*Task to complete*:
Go through the material and set down every line without alteration.

*Supplied data*:
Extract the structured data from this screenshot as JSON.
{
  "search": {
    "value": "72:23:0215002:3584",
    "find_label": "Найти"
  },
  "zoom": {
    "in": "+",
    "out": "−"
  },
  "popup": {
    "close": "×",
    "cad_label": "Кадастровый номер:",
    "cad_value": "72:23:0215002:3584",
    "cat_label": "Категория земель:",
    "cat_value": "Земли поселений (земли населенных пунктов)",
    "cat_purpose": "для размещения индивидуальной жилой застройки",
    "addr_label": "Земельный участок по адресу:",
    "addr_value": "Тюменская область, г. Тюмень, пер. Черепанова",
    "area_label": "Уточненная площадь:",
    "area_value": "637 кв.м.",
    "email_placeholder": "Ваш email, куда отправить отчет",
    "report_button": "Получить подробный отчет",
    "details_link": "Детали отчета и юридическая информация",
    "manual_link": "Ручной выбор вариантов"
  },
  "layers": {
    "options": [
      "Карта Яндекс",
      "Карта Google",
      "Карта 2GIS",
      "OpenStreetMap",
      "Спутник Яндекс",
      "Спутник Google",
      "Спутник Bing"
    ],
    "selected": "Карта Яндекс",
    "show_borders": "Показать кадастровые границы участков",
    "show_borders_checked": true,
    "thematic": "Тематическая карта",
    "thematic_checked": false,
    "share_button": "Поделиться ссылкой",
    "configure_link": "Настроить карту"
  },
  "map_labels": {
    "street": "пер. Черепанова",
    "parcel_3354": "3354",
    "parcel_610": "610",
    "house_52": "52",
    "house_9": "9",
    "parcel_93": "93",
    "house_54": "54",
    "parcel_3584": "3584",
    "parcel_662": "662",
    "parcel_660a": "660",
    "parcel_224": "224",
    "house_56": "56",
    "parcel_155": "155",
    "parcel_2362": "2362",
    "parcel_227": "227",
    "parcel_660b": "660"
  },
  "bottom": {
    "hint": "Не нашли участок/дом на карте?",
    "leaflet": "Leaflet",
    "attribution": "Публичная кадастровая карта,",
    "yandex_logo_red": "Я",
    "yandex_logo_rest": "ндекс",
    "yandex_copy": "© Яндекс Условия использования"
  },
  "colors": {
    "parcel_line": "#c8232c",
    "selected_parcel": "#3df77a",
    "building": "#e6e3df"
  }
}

*Reply to the task*:
Extract the structured data from this screenshot as JSON.
{
  "search": {
    "value": "72:23:0215002:3584",
    "find_label": "Найти"
  },
  "zoom": {
    "in": "+",
    "out": "−"
  },
  "popup": {
    "close": "×",
    "cad_label": "Кадастровый номер:",
    "cad_value": "72:23:0215002:3584",
    "cat_label": "Категория земель:",
    "cat_value": "Земли поселений (земли населенных пунктов)",
    "cat_purpose": "для размещения индивидуальной жилой застройки",
    "addr_label": "Земельный участок по адресу:",
    "addr_value": "Тюменская область, г. Тюмень, пер. Черепанова",
    "area_label": "Уточненная площадь:",
    "area_value": "637 кв.м.",
    "email_placeholder": "Ваш email, куда отправить отчет",
    "report_button": "Получить подробный отчет",
    "details_link": "Детали отчета и юридическая информация",
    "manual_link": "Ручной выбор вариантов"
  },
  "layers": {
    "options": [
      "Карта Яндекс",
      "Карта Google",
      "Карта 2GIS",
      "OpenStreetMap",
      "Спутник Яндекс",
      "Спутник Google",
      "Спутник Bing"
    ],
    "selected": "Карта Яндекс",
    "show_borders": "Показать кадастровые границы участков",
    "show_borders_checked": true,
    "thematic": "Тематическая карта",
    "thematic_checked": false,
    "share_button": "Поделиться ссылкой",
    "configure_link": "Настроить карту"
  },
  "map_labels": {
    "street": "пер. Черепанова",
    "parcel_3354": "3354",
    "parcel_610": "610",
    "house_52": "52",
    "house_9": "9",
    "parcel_93": "93",
    "house_54": "54",
    "parcel_3584": "3584",
    "parcel_662": "662",
    "parcel_660a": "660",
    "parcel_224": "224",
    "house_56": "56",
    "parcel_155": "155",
    "parcel_2362": "2362",
    "parcel_227": "227",
    "parcel_660b": "660"
  },
  "bottom": {
    "hint": "Не нашли участок/дом на карте?",
    "leaflet": "Leaflet",
    "attribution": "Публичная кадастровая карта,",
    "yandex_logo_red": "Я",
    "yandex_logo_rest": "ндекс",
    "yandex_copy": "© Яндекс Условия использования"
  },
  "colors": {
    "parcel_line": "#c8232c",
    "selected_parcel": "#3df77a",
    "building": "#e6e3df"
  }
}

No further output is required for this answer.